MATERIAL FOR THIS EXERCISE:
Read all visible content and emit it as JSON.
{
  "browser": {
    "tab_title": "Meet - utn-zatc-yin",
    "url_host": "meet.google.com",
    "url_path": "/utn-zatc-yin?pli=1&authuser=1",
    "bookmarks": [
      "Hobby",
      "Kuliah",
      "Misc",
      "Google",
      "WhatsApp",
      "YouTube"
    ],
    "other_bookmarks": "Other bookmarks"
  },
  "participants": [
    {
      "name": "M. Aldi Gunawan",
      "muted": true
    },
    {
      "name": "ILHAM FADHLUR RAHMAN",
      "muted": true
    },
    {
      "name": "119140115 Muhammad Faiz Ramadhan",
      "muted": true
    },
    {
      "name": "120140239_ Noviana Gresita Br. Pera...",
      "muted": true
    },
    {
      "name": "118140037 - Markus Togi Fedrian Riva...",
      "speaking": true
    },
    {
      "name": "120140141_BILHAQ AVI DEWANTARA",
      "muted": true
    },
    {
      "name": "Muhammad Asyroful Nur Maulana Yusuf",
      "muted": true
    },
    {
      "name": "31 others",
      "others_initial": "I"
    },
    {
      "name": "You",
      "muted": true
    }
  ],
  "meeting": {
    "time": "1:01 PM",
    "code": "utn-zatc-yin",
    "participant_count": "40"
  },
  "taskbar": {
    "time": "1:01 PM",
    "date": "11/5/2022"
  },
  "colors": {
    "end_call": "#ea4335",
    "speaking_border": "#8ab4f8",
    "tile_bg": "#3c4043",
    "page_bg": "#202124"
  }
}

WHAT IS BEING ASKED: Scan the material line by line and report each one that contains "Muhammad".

REPLY:
      "name": "119140115 Muhammad Faiz Ramadhan",
      "name": "Muhammad Asyroful Nur Maulana Yusuf",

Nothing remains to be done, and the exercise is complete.